In this article Hasel and Kassin (2008) examine the impact of criminal confessions on eyewitness identification. The authors begin by discussing the Innocence Project, which has pardoned hundreds of innocent individuals who have been unjustly imprisoned for crimes they never committed. In the last decade organizations such as the Innocence Project have brought these types of situations to the public eye, and in this paper Hasel and Kassin (2008) take the issue one step further. The authors imply that although the public often views confessions as guaranteed truths they are frequently the result of coercion or responses to false evidence. Once individuals confess, either falsely or truthfully, the confession itself can taint other evidence. Hasel and Kassin (2008) focus on how confessions can contaminate eyewitness testimony.

In this study, Hasel and Kassin (2008) utilized 260 undergraduate students in a two phase experiment. Initially the students were told they would be participating in a persuasion technique study; however, once brought to the lab they witnessed an individual steal a laptop from the experimenter’s desk. Upon returning to the lab, the experimenter explained to the participants that he or she knew a study on criminal investigations was taking place. The experimenter reported that he or she would proceed by gathering eyewitness accounts, questioning a set of suspects and ultimately deciding whom to charge for the crime. The experimenter enlisted the assistance of all the participants in solving the crime. The participants were asked to view a six person photographic line-up in which the actual thief was missing and determine which, if any, of the individuals represented in the line-up committed the crime. Lastly, participants were asked to rate the confidence they had in their line-up decision.

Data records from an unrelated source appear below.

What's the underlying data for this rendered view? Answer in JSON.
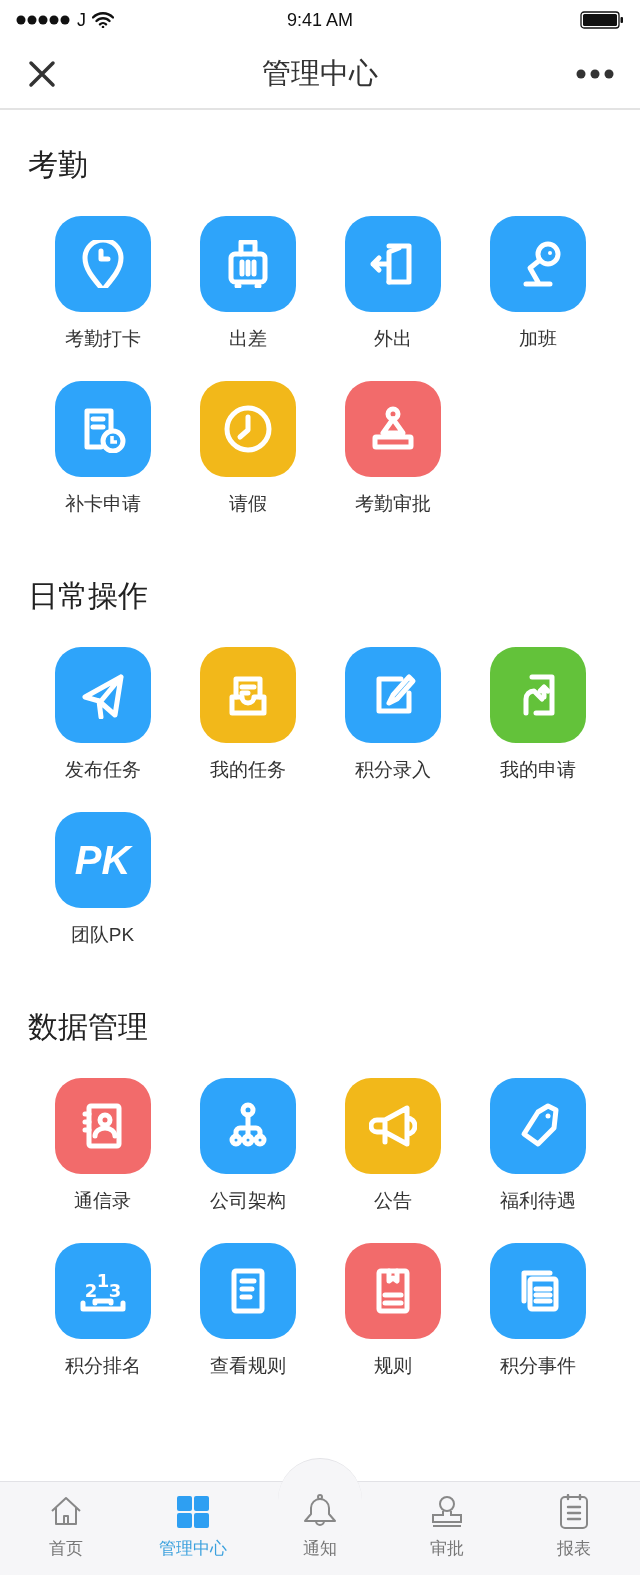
{
  "status_bar": {
    "carrier": "J",
    "time": "9:41 AM"
  },
  "nav_bar": {
    "title": "管理中心"
  },
  "sections": [
    {
      "title": "考勤",
      "items": [
        {
          "label": "考勤打卡",
          "color": "#2ea4fa"
        },
        {
          "label": "出差",
          "color": "#2ea4fa"
        },
        {
          "label": "外出",
          "color": "#2ea4fa"
        },
        {
          "label": "加班",
          "color": "#2ea4fa"
        },
        {
          "label": "补卡申请",
          "color": "#2ea4fa"
        },
        {
          "label": "请假",
          "color": "#f2b81a"
        },
        {
          "label": "考勤审批",
          "color": "#f26b6b"
        }
      ]
    },
    {
      "title": "日常操作",
      "items": [
        {
          "label": "发布任务",
          "color": "#2ea4fa"
        },
        {
          "label": "我的任务",
          "color": "#f2b81a"
        },
        {
          "label": "积分录入",
          "color": "#2ea4fa"
        },
        {
          "label": "我的申请",
          "color": "#63c23a"
        },
        {
          "label": "团队PK",
          "color": "#2ea4fa",
          "icon_text": [
            "PK"
          ]
        }
      ]
    },
    {
      "title": "数据管理",
      "items": [
        {
          "label": "通信录",
          "color": "#f26b6b"
        },
        {
          "label": "公司架构",
          "color": "#2ea4fa"
        },
        {
          "label": "公告",
          "color": "#f2b81a"
        },
        {
          "label": "福利待遇",
          "color": "#2ea4fa"
        },
        {
          "label": "积分排名",
          "color": "#2ea4fa",
          "icon_text": [
            "2",
            "1",
            "3"
          ]
        },
        {
          "label": "查看规则",
          "color": "#2ea4fa"
        },
        {
          "label": "规则",
          "color": "#f26b6b"
        },
        {
          "label": "积分事件",
          "color": "#2ea4fa"
        }
      ]
    }
  ],
  "tab_bar": [
    {
      "label": "首页",
      "selected": false
    },
    {
      "label": "管理中心",
      "selected": true
    },
    {
      "label": "通知",
      "selected": false
    },
    {
      "label": "审批",
      "selected": false
    },
    {
      "label": "报表",
      "selected": false
    }
  ]
}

In the second phase of the study participants were asked to return to the lab two days after the theft. Depending on whether the participants had chosen a suspect from the six person photographic line-up or not, the experimenter proceeded in different ways. If the participant had chosen an individual from the line-up the experimenter, by random assignment, indicated one of the following: that the chosen individual had indeed confessed, all of the suspects had denied participating in the crime, the chosen individual had denied involvement, or another suspect had confessed to the crime. If the experimenter presented a confession he or she also produced a handwritten and signed admission of the crime. If the participants had not chosen a subject from the six person photographic line-up, the experimenter proceeded, again by random assignment, to indicate one of the following: that all the suspects had denied participating in the crime, an unspecified suspect from the line-up had confessed, or a specified suspect from the line-up had confessed. After each of these various scenarios the experimenter continued by asking all the participants to again rate their confidence level in their original decision. The experimenter then gave participants the option to reconsider their first choice, regardless of if they had originally chosen a suspect from the line-up or not. Finally, participants were asked to rate their confidence in their second choice.

After considering attrition and exclusion of subjects because of subject suspiciousness, familiarity with the thief or other reasons that would compromise the study, results of 206 participants were used. A significant number of participants who were told their choice from the original line-up had confessed reported an increase in confidence in their choice. Interestingly, a majority of participants who were told that a different suspect confessed changed their mind and reported the confessor as the criminal. Although the authors mention possible flaws with their research due to the use of college students as participants, a mock crime and the lack of high-stake consequences rendering the identification decisions moot, the study is informative and future research in this area must be borne out of this body of work. This study should be replicated using different populations and simulating more various types of crimes. The issue of false confessions and tainted eyewitness accounts is of incredible importance not only for the integrity of our legal system, but for the thousands of individuals who are accused of crimes on a daily basis.

To cite this review, please use this reference:
Levi-Minzi, M. (2009). Confessions as Guaranteed Truths. Psychology Alert (3).